  1. It seems clear that the entity known as Cupid (from the Latin cupido, meaning “desire”) has more concrete historical antecedents in the Vedic literature, especially since Kamadeva, the god usually translated as Cupid, is described as carrying a bow and arrows with tips that invoke desire, just as Cupid is. Sometimes Kamadeva is identified with Krishna (as in Srimad-Bhagavatam 18.15 and in the Kama Gayatri mantra, for instance), who in this form shoots five kinds of desire-instilling flower arrows, too, and these represent taste, touch, sight, sound, and smell. (Chaitanya-charitamrita, Madhya 21.107) The arrows also represent the five kinds of relationships (rasas) with Him: neutrality (shanta), servitude (dasya), friendship (sakhya), parental affection (vatsalya), and amorous love (madhurya). When one is shot with the appropriate arrow, the respective interaction is thereby nurtured. Another personality sometimes identified as Cupid is Krishna’s alluring son Pradyumna. (See Prabhupada’s book Krishna, Chapter 55.) The overall idea here is that Krishna is so attractive that He easily surpasses even the most beautiful entity, often known as Cupid.
  2. There is one person whose alluring beauty surpasses even Krishna – and that is Srimati Radharani. Although Krishna is so beautiful that He enchants even Cupid, He is completely mesmerized by Radhika, whose name, therefore, is Madana-mohana-mohini. Krishna is the mesmerier of Cupid, and Radharani is the mesmerizer of the mesmerizer. Prabhupada states it directly: “Although Krishna is so beautiful that He can attract millions of Cupids and is therefore called Madana-mohana, ‘the attractor of Cupid,’ Radharani [the female Godhead] can attract even Krishna. She is therefore called Madana-mohana-mohini – ‘the attractor of the attractor of Cupid.’”
  3. Much of this historical information is taken from Asimkumar Ray, Vrindaban theke Jaipur (“From Vrindavan to Jaipur”), Bengali edition, ed., Kiran Candra Rai (Calcutta: Jijnasa, 1985).

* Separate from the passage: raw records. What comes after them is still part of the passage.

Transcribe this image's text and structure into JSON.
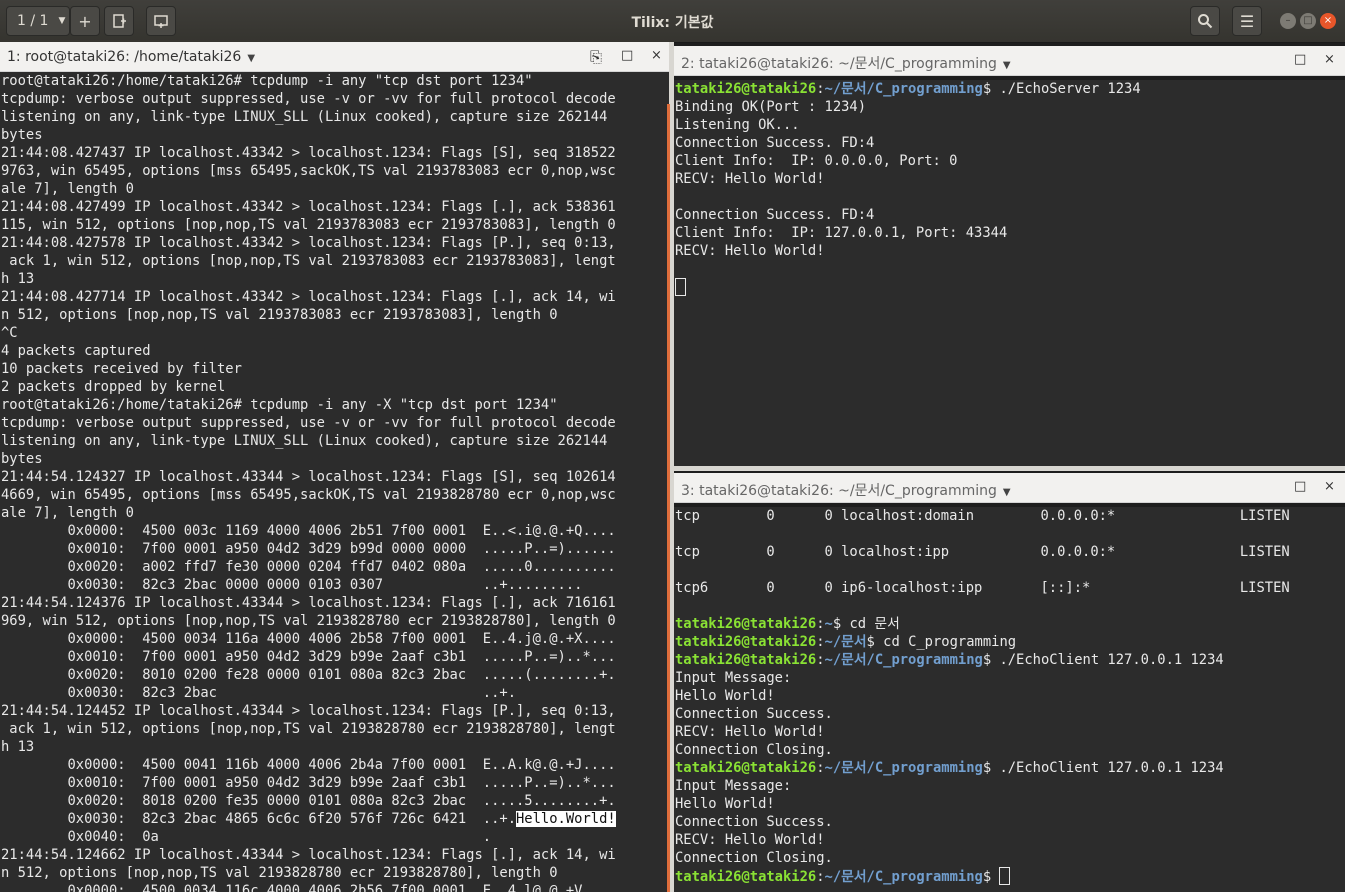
{
  "header": {
    "session_label": "1 / 1",
    "title": "Tilix: 기본값"
  },
  "panes": [
    {
      "title": "1: root@tataki26: /home/tataki26",
      "lines": [
        "root@tataki26:/home/tataki26# tcpdump -i any \"tcp dst port 1234\"",
        "tcpdump: verbose output suppressed, use -v or -vv for full protocol decode",
        "listening on any, link-type LINUX_SLL (Linux cooked), capture size 262144",
        "bytes",
        "21:44:08.427437 IP localhost.43342 > localhost.1234: Flags [S], seq 318522",
        "9763, win 65495, options [mss 65495,sackOK,TS val 2193783083 ecr 0,nop,wsc",
        "ale 7], length 0",
        "21:44:08.427499 IP localhost.43342 > localhost.1234: Flags [.], ack 538361",
        "115, win 512, options [nop,nop,TS val 2193783083 ecr 2193783083], length 0",
        "21:44:08.427578 IP localhost.43342 > localhost.1234: Flags [P.], seq 0:13,",
        " ack 1, win 512, options [nop,nop,TS val 2193783083 ecr 2193783083], lengt",
        "h 13",
        "21:44:08.427714 IP localhost.43342 > localhost.1234: Flags [.], ack 14, wi",
        "n 512, options [nop,nop,TS val 2193783083 ecr 2193783083], length 0",
        "^C",
        "4 packets captured",
        "10 packets received by filter",
        "2 packets dropped by kernel",
        "root@tataki26:/home/tataki26# tcpdump -i any -X \"tcp dst port 1234\"",
        "tcpdump: verbose output suppressed, use -v or -vv for full protocol decode",
        "listening on any, link-type LINUX_SLL (Linux cooked), capture size 262144",
        "bytes",
        "21:44:54.124327 IP localhost.43344 > localhost.1234: Flags [S], seq 102614",
        "4669, win 65495, options [mss 65495,sackOK,TS val 2193828780 ecr 0,nop,wsc",
        "ale 7], length 0",
        "        0x0000:  4500 003c 1169 4000 4006 2b51 7f00 0001  E..<.i@.@.+Q....",
        "        0x0010:  7f00 0001 a950 04d2 3d29 b99d 0000 0000  .....P..=)......",
        "        0x0020:  a002 ffd7 fe30 0000 0204 ffd7 0402 080a  .....0..........",
        "        0x0030:  82c3 2bac 0000 0000 0103 0307            ..+.........",
        "21:44:54.124376 IP localhost.43344 > localhost.1234: Flags [.], ack 716161",
        "969, win 512, options [nop,nop,TS val 2193828780 ecr 2193828780], length 0",
        "        0x0000:  4500 0034 116a 4000 4006 2b58 7f00 0001  E..4.j@.@.+X....",
        "        0x0010:  7f00 0001 a950 04d2 3d29 b99e 2aaf c3b1  .....P..=)..*...",
        "        0x0020:  8010 0200 fe28 0000 0101 080a 82c3 2bac  .....(........+.",
        "        0x0030:  82c3 2bac                                ..+.",
        "21:44:54.124452 IP localhost.43344 > localhost.1234: Flags [P.], seq 0:13,",
        " ack 1, win 512, options [nop,nop,TS val 2193828780 ecr 2193828780], lengt",
        "h 13",
        "        0x0000:  4500 0041 116b 4000 4006 2b4a 7f00 0001  E..A.k@.@.+J....",
        "        0x0010:  7f00 0001 a950 04d2 3d29 b99e 2aaf c3b1  .....P..=)..*...",
        "        0x0020:  8018 0200 fe35 0000 0101 080a 82c3 2bac  .....5........+.",
        "        0x0030:  82c3 2bac 4865 6c6c 6f20 576f 726c 6421  ..+.",
        "        0x0040:  0a                                       .",
        "21:44:54.124662 IP localhost.43344 > localhost.1234: Flags [.], ack 14, wi",
        "n 512, options [nop,nop,TS val 2193828780 ecr 2193828780], length 0",
        "        0x0000:  4500 0034 116c 4000 4006 2b56 7f00 0001  E..4.l@.@.+V...."
      ],
      "highlight_text": "Hello.World!"
    },
    {
      "title": "2: tataki26@tataki26: ~/문서/C_programming",
      "prompt_user": "tataki26@tataki26",
      "prompt_path": "~/문서/C_programming",
      "command": " ./EchoServer 1234",
      "lines": [
        "Binding OK(Port : 1234)",
        "Listening OK...",
        "Connection Success. FD:4",
        "Client Info:  IP: 0.0.0.0, Port: 0",
        "RECV: Hello World!",
        "",
        "Connection Success. FD:4",
        "Client Info:  IP: 127.0.0.1, Port: 43344",
        "RECV: Hello World!",
        ""
      ]
    },
    {
      "title": "3: tataki26@tataki26: ~/문서/C_programming",
      "netstat": [
        "tcp        0      0 localhost:domain        0.0.0.0:*               LISTEN",
        "",
        "tcp        0      0 localhost:ipp           0.0.0.0:*               LISTEN",
        "",
        "tcp6       0      0 ip6-localhost:ipp       [::]:*                  LISTEN",
        ""
      ],
      "session": [
        {
          "type": "prompt",
          "path": "~",
          "cmd": " cd 문서"
        },
        {
          "type": "prompt",
          "path": "~/문서",
          "cmd": " cd C_programming"
        },
        {
          "type": "prompt",
          "path": "~/문서/C_programming",
          "cmd": " ./EchoClient 127.0.0.1 1234"
        },
        {
          "type": "out",
          "text": "Input Message:"
        },
        {
          "type": "out",
          "text": "Hello World!"
        },
        {
          "type": "out",
          "text": "Connection Success."
        },
        {
          "type": "out",
          "text": "RECV: Hello World!"
        },
        {
          "type": "out",
          "text": "Connection Closing."
        },
        {
          "type": "prompt",
          "path": "~/문서/C_programming",
          "cmd": " ./EchoClient 127.0.0.1 1234"
        },
        {
          "type": "out",
          "text": "Input Message:"
        },
        {
          "type": "out",
          "text": "Hello World!"
        },
        {
          "type": "out",
          "text": "Connection Success."
        },
        {
          "type": "out",
          "text": "RECV: Hello World!"
        },
        {
          "type": "out",
          "text": "Connection Closing."
        },
        {
          "type": "prompt",
          "path": "~/문서/C_programming",
          "cmd": "",
          "cursor": true
        }
      ],
      "prompt_user": "tataki26@tataki26"
    }
  ]
}
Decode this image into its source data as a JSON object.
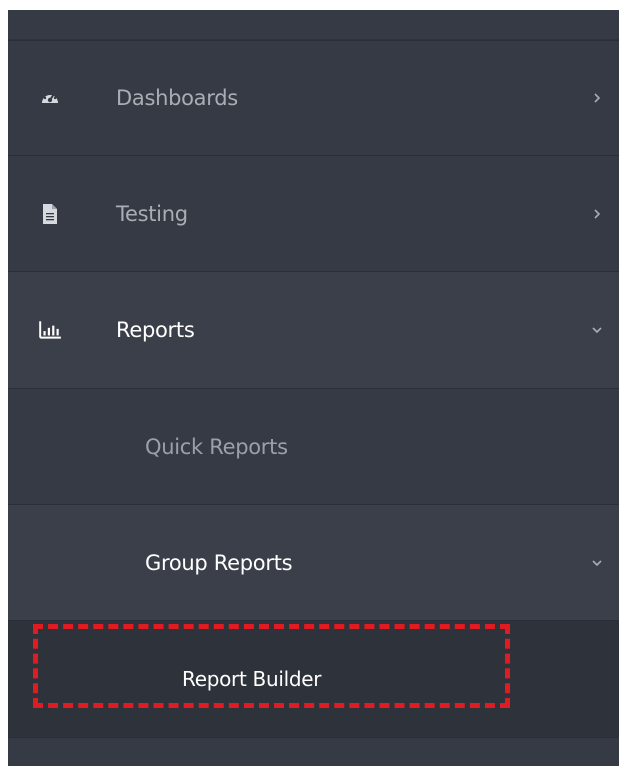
{
  "nav": {
    "items": [
      {
        "label": "Dashboards",
        "icon": "dashboard-gauge-icon",
        "chevron": "chevron-right-icon"
      },
      {
        "label": "Testing",
        "icon": "document-icon",
        "chevron": "chevron-right-icon"
      },
      {
        "label": "Reports",
        "icon": "bar-chart-icon",
        "chevron": "chevron-down-icon",
        "expanded": true
      }
    ],
    "reports_children": [
      {
        "label": "Quick Reports"
      },
      {
        "label": "Group Reports",
        "chevron": "chevron-down-icon",
        "expanded": true
      }
    ],
    "group_reports_children": [
      {
        "label": "Report Builder",
        "highlighted": true
      }
    ]
  },
  "colors": {
    "sidebar_bg": "#353a44",
    "active_row_bg": "#3a3f49",
    "highlight_border": "#e11b22"
  }
}
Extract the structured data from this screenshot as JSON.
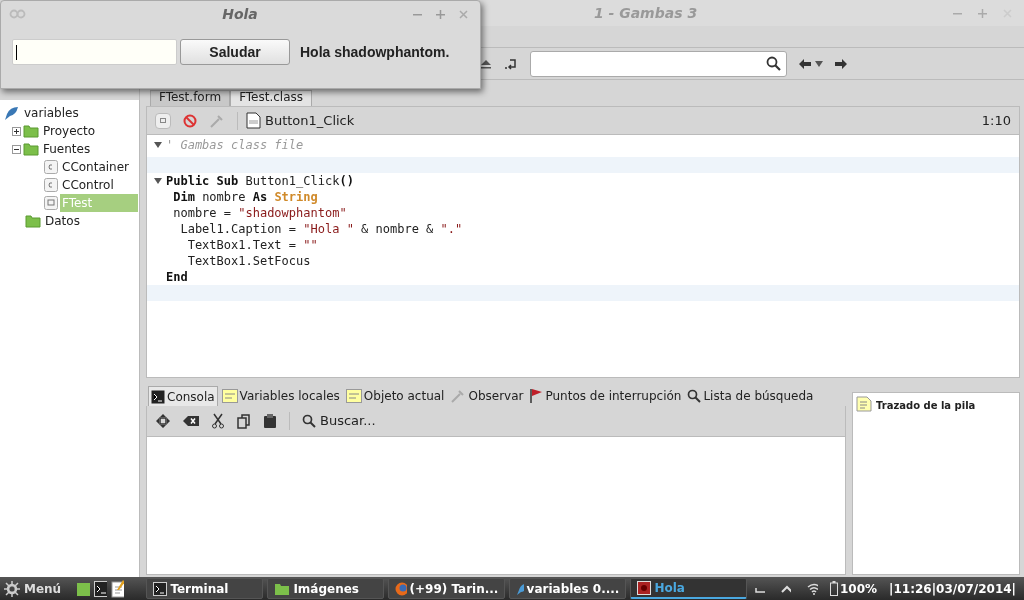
{
  "main_window": {
    "title": "1 - Gambas 3"
  },
  "dialog": {
    "title": "Hola",
    "button": "Saludar",
    "label": "Hola shadowphantom."
  },
  "project_tree": [
    {
      "label": "variables",
      "kind": "project",
      "children": [
        {
          "label": "Proyecto",
          "kind": "folder",
          "expanded": false,
          "selected": false
        },
        {
          "label": "Fuentes",
          "kind": "folder",
          "expanded": true,
          "selected": false,
          "children": [
            {
              "label": "CContainer",
              "kind": "class",
              "selected": false
            },
            {
              "label": "CControl",
              "kind": "class",
              "selected": false
            },
            {
              "label": "FTest",
              "kind": "form",
              "selected": true
            }
          ]
        },
        {
          "label": "Datos",
          "kind": "folder",
          "selected": false
        }
      ]
    }
  ],
  "editor_tabs": [
    {
      "label": "FTest.form",
      "selected": false
    },
    {
      "label": "FTest.class",
      "selected": true
    }
  ],
  "editor": {
    "procedure": "Button1_Click",
    "position": "1:10",
    "lines": [
      [
        {
          "kind": "comment",
          "text": "' Gambas class file"
        }
      ],
      [
        {
          "kind": "keyword",
          "text": "Public Sub"
        },
        {
          "kind": "plain",
          "text": " Button1_Click"
        },
        {
          "kind": "keyword",
          "text": "()"
        }
      ],
      [
        {
          "kind": "keyword",
          "text": " Dim"
        },
        {
          "kind": "plain",
          "text": " nombre "
        },
        {
          "kind": "keyword",
          "text": "As"
        },
        {
          "kind": "type",
          "text": " String"
        }
      ],
      [
        {
          "kind": "plain",
          "text": " nombre = "
        },
        {
          "kind": "string",
          "text": "\"shadowphantom\""
        }
      ],
      [
        {
          "kind": "plain",
          "text": "  Label1.Caption = "
        },
        {
          "kind": "string",
          "text": "\"Hola \""
        },
        {
          "kind": "plain",
          "text": " & nombre & "
        },
        {
          "kind": "string",
          "text": "\".\""
        }
      ],
      [
        {
          "kind": "plain",
          "text": "   TextBox1.Text = "
        },
        {
          "kind": "string",
          "text": "\"\""
        }
      ],
      [
        {
          "kind": "plain",
          "text": "   TextBox1.SetFocus"
        }
      ],
      [
        {
          "kind": "keyword",
          "text": "End"
        }
      ]
    ]
  },
  "bottom_tabs": [
    {
      "label": "Consola",
      "selected": true
    },
    {
      "label": "Variables locales",
      "selected": false
    },
    {
      "label": "Objeto actual",
      "selected": false
    },
    {
      "label": "Observar",
      "selected": false
    },
    {
      "label": "Puntos de interrupción",
      "selected": false
    },
    {
      "label": "Lista de búsqueda",
      "selected": false
    }
  ],
  "console_toolbar": {
    "search": "Buscar..."
  },
  "stack_panel": {
    "title": "Trazado de la pila"
  },
  "taskbar": {
    "menu": "Menú",
    "tasks": [
      {
        "label": "Terminal",
        "selected": false
      },
      {
        "label": "Imágenes",
        "selected": false
      },
      {
        "label": "(+99) Tarin...",
        "selected": false
      },
      {
        "label": "variables 0....",
        "selected": false
      },
      {
        "label": "Hola",
        "selected": true
      }
    ],
    "battery": "100%",
    "clock": "|11:26|03/07/2014|"
  }
}
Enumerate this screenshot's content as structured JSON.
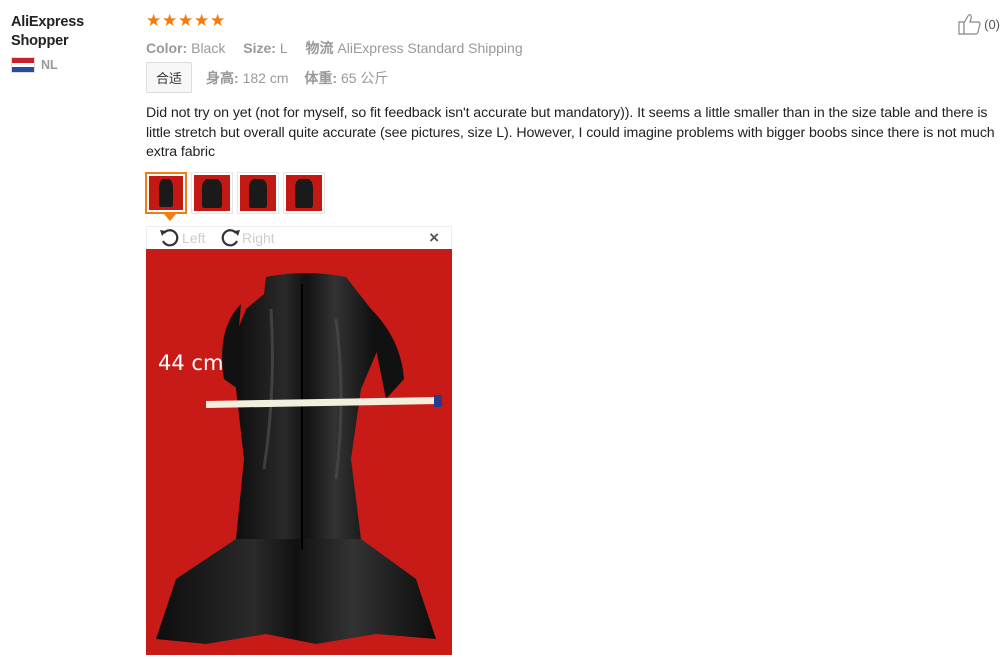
{
  "user": {
    "name": "AliExpress Shopper",
    "country_code": "NL"
  },
  "rating": {
    "stars": 5
  },
  "likes": {
    "count": "(0)"
  },
  "attributes": [
    {
      "key": "Color:",
      "value": "Black"
    },
    {
      "key": "Size:",
      "value": "L"
    },
    {
      "key": "物流",
      "value": "AliExpress Standard Shipping"
    }
  ],
  "fit": {
    "tag": "合适",
    "height_label": "身高:",
    "height_value": "182 cm",
    "weight_label": "体重:",
    "weight_value": "65 公斤"
  },
  "review": {
    "text": "Did not try on yet (not for myself, so fit feedback isn't accurate but mandatory)). It seems a little smaller than in the size table and there is little stretch but overall quite accurate (see pictures, size L). However, I could imagine problems with bigger boobs since there is not much extra fabric"
  },
  "viewer": {
    "rotate_left": "Left",
    "rotate_right": "Right",
    "close": "×",
    "photo_label": "44 cm"
  },
  "colors": {
    "accent": "#f47b0f",
    "photo_bg": "#c81b18"
  },
  "thumbnails_count": 4
}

  4. He appears in seven verses, all in relation to Gopa-kumara’s worshipful deity, Madana Gopala.